Find each line below where the word "this" occurs, and copy it.

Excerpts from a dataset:

-- Opening Marker --

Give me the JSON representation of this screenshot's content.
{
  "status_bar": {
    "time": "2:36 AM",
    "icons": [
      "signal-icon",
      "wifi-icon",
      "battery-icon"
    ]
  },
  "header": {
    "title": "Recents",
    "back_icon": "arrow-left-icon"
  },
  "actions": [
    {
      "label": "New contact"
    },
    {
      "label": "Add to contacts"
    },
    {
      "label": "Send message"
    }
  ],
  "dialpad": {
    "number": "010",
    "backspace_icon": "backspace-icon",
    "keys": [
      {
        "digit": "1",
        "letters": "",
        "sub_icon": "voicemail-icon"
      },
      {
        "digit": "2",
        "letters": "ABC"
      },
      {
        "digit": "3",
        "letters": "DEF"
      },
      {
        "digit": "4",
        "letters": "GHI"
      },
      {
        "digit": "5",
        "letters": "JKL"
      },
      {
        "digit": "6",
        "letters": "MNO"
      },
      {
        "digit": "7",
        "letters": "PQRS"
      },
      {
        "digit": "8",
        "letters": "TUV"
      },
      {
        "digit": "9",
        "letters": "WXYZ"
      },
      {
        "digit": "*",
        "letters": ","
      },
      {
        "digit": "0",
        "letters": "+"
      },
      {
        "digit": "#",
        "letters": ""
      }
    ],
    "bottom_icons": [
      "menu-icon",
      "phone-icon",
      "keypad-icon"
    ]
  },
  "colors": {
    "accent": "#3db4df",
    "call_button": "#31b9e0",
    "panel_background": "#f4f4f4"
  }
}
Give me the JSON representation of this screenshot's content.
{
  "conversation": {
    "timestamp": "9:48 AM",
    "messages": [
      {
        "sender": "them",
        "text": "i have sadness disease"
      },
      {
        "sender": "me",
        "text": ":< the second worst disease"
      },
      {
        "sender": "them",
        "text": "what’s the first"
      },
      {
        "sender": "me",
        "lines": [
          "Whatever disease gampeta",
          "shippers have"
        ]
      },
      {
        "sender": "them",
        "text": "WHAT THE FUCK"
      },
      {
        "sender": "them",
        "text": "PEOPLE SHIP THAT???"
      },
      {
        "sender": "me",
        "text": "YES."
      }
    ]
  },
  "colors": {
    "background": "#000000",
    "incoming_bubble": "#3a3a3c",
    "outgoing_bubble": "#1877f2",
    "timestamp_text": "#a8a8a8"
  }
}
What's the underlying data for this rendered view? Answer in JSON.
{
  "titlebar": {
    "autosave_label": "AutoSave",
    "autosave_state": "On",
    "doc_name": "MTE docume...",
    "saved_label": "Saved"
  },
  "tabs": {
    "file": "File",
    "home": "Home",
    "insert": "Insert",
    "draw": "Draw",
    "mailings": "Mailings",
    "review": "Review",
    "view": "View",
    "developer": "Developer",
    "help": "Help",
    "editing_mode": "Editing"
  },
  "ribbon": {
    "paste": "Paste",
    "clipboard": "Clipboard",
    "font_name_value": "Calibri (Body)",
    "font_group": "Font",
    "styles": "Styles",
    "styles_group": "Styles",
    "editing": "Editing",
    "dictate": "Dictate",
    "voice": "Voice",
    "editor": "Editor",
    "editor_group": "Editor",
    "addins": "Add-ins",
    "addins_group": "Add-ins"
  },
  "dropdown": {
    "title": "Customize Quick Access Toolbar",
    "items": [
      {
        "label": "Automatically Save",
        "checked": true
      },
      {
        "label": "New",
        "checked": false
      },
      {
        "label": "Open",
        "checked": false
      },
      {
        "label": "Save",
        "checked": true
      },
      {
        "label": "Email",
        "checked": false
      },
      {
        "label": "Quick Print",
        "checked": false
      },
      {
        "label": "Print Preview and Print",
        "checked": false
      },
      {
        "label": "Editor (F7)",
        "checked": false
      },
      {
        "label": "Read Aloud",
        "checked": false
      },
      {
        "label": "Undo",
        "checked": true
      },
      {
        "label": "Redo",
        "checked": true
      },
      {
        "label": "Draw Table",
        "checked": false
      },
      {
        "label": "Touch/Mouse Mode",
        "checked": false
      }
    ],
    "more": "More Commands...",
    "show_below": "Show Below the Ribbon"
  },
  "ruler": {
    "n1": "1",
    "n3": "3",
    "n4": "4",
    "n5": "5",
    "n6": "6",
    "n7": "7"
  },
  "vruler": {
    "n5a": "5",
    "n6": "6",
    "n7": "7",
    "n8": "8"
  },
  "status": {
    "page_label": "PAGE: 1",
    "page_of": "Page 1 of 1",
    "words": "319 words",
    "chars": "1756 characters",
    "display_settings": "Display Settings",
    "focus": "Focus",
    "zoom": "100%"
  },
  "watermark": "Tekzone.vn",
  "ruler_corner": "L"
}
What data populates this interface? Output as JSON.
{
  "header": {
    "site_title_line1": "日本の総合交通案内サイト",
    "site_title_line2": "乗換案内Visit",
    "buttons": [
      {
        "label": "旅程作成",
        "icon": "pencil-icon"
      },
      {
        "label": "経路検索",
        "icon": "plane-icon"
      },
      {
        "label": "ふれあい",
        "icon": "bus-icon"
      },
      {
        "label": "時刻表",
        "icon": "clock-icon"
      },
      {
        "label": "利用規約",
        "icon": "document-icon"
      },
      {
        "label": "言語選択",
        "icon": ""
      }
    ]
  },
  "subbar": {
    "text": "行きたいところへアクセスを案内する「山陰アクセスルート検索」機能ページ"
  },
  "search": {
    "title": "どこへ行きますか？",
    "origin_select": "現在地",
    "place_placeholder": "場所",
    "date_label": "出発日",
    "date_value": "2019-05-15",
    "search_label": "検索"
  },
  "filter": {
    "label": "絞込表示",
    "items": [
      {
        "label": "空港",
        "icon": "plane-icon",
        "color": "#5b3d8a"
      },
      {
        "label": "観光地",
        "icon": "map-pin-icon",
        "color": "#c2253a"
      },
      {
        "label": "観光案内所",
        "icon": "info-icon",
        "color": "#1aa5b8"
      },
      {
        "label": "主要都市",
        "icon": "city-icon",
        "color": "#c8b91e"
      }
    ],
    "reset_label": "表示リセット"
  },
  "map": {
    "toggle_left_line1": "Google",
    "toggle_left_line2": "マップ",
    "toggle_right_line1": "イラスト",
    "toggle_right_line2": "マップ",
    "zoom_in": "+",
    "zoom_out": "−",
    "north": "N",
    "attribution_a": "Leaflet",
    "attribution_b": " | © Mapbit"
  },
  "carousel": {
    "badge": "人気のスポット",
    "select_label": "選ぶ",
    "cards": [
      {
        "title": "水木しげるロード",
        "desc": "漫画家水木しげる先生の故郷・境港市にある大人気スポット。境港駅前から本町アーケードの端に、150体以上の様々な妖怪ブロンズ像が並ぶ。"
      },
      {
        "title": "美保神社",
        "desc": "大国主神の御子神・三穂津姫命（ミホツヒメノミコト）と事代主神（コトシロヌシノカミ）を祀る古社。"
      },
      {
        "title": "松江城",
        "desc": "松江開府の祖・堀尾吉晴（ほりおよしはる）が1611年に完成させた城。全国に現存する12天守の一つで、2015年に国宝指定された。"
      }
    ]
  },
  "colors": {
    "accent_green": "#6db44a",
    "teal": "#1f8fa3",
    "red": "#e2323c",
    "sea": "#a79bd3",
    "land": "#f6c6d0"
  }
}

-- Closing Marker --

FINAL ANSWER:
Give me the JSON representation of this screenshot's content.
Give me the JSON representation of this screenshot's content.
What's the underlying data for this rendered view? Answer in JSON.
What data populates this interface? Output as JSON.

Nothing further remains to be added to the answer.